In the 1970s, another storage facility was established in Hungary, just outside of Püspökszilágy, a village situated about 50 kilometres away from Budapest. It was designed to contain low- and intermediate-level radioactive waste coming from anywhere but reactors. That includes, for example, various processes within the domains of agriculture and medicine, as well as research and education. Towards the end of 1976, the containers in Solymár were dismantled due to their small capacity and rudimentary technology. Their contents were transferred to the much larger site in Püspökszilágy, a part of them simply loaded into plastic sacks. This is the very same radioactive material whose presence led to a number of terrifying rumours, such as high levels of background radiation and isotopes seeping into the groundwater, which and Energiaklub set out to investigate in 2019.

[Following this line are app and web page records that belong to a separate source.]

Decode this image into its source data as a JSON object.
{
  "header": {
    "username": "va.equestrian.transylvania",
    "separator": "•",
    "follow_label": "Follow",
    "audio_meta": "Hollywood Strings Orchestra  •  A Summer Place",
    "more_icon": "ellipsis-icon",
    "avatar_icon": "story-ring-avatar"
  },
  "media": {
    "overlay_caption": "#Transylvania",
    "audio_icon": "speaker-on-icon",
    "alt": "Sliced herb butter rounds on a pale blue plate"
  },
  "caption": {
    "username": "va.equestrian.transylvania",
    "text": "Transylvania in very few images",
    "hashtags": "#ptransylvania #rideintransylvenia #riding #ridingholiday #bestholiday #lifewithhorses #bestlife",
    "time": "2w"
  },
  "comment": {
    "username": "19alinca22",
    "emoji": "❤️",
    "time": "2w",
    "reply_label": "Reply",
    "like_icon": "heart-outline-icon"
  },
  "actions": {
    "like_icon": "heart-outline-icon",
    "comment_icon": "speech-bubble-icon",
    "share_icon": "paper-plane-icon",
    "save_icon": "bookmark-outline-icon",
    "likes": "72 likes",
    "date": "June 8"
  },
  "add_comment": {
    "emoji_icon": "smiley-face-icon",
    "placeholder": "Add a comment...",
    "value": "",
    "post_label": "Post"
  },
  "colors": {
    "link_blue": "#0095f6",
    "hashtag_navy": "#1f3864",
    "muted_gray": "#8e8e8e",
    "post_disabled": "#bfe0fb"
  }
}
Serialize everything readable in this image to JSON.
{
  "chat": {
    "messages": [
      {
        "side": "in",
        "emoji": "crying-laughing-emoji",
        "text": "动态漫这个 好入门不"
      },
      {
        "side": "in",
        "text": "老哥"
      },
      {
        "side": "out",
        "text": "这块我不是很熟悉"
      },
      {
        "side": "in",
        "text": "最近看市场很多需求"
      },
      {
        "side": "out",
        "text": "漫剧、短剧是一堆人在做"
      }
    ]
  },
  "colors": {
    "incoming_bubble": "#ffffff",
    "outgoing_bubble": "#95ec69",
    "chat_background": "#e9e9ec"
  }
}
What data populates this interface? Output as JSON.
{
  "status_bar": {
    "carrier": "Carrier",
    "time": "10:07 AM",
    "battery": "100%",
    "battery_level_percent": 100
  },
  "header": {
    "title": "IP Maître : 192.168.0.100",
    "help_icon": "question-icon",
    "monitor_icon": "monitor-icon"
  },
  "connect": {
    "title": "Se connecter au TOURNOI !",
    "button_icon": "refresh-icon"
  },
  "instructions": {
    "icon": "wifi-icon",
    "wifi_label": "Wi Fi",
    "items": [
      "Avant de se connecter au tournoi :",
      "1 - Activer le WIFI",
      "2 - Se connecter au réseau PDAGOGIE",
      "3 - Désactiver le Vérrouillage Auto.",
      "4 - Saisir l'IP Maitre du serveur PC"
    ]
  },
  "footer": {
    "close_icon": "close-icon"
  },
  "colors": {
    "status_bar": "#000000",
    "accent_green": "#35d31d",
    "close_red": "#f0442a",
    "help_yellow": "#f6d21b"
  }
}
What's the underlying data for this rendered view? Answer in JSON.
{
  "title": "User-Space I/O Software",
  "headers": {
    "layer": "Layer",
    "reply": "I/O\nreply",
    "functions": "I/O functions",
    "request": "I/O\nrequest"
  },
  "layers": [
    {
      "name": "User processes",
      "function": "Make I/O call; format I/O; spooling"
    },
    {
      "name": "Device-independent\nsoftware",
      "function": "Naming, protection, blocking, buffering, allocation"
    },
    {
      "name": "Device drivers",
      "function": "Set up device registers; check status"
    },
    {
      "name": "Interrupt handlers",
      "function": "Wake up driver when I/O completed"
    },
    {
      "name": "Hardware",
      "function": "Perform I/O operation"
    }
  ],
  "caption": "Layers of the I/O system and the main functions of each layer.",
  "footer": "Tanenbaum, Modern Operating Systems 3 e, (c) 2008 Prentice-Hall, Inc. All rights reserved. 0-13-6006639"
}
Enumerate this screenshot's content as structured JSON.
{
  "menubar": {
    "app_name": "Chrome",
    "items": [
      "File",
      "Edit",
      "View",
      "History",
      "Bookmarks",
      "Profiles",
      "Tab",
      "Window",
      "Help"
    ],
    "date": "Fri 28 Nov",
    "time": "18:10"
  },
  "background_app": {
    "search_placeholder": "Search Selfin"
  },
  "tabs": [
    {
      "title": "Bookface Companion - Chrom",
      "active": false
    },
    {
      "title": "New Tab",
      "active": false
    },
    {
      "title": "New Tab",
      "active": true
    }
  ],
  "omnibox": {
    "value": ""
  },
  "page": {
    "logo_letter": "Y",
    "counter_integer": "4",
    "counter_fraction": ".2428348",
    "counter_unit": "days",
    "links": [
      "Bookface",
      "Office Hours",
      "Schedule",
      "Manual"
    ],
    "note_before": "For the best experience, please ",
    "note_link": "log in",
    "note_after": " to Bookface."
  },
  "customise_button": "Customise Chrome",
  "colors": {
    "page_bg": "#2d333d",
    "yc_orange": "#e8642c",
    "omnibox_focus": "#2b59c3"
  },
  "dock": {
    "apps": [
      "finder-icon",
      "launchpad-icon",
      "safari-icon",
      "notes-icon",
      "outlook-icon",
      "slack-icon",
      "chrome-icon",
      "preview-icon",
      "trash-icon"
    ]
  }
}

Here is what they found: as even RHK, the company responsible for nuclear waste disposal in Hungary, acknowledged, some of the waste contained isotopes with a longer half-life which, according to the current safety regulations, should have only been stored there temporarily, if at all. The plastic sacks also proved dangerous: there was a report of one incident when workers attempted to move a plastic sack filled with radioactive dust from one metal barrel to another: the sack ripped open, its contents spilling onto the ground. All three employees present who attempted to clean up the dust suffered a high dose (284/101/54 mSv) of radiation. For comparison, the average person is subjected to a yearly dose of 3 mSv. Finally, they found proof that levels of isotopes tritium (3H) and radiocarbon (14C) had been increasing in the groundwater, according to measurements taken on site.

While RHK stated that they were aware that locals could come into contact with the radioactive material when building roads or houses, both their board of directors and outside experts attempted to quell locals’ worries about the storage facility. RHK has initiated a “security-increasing program” which includes sorting, compacting, and repackaging nuclear waste in order to decrease its hazard level. As reports, they have also decided to transfer some of the repackaged waste to the newer and more secure storage facility in Bátaapáti, which is where the low-and intermediate-level waste of nuclear reactors is kept. This transport process is expected to begin this year; however, it could take 15-20 years to repackage all the nuclear waste which may not be stored correctly due to the long time that has passed since it was deposited.

As for the groundwater, scientists pointed out that both tritium and radiocarbon are naturally occurring isotopes, posing no health risks at the levels currently measured. Nevertheless, Orsolya Fülöp, an expert on the topic and member of Energiaklub, warned that there was no telling how tritium levels could change in those 15 to 20 years. The plastic bags of nuclear waste in Püspökszilágy are not the only problem: as highlighted, there is currently no long-term storage facility for high-activity nuclear waste, such as spent fuel rods, anywhere in Europe. There are plans for constructing one in Hungary; they are currently searching for the most appropriate location. The structure is planned to be built between 2030 and 2064, just in time for the decommissioning of the power plant in Paks.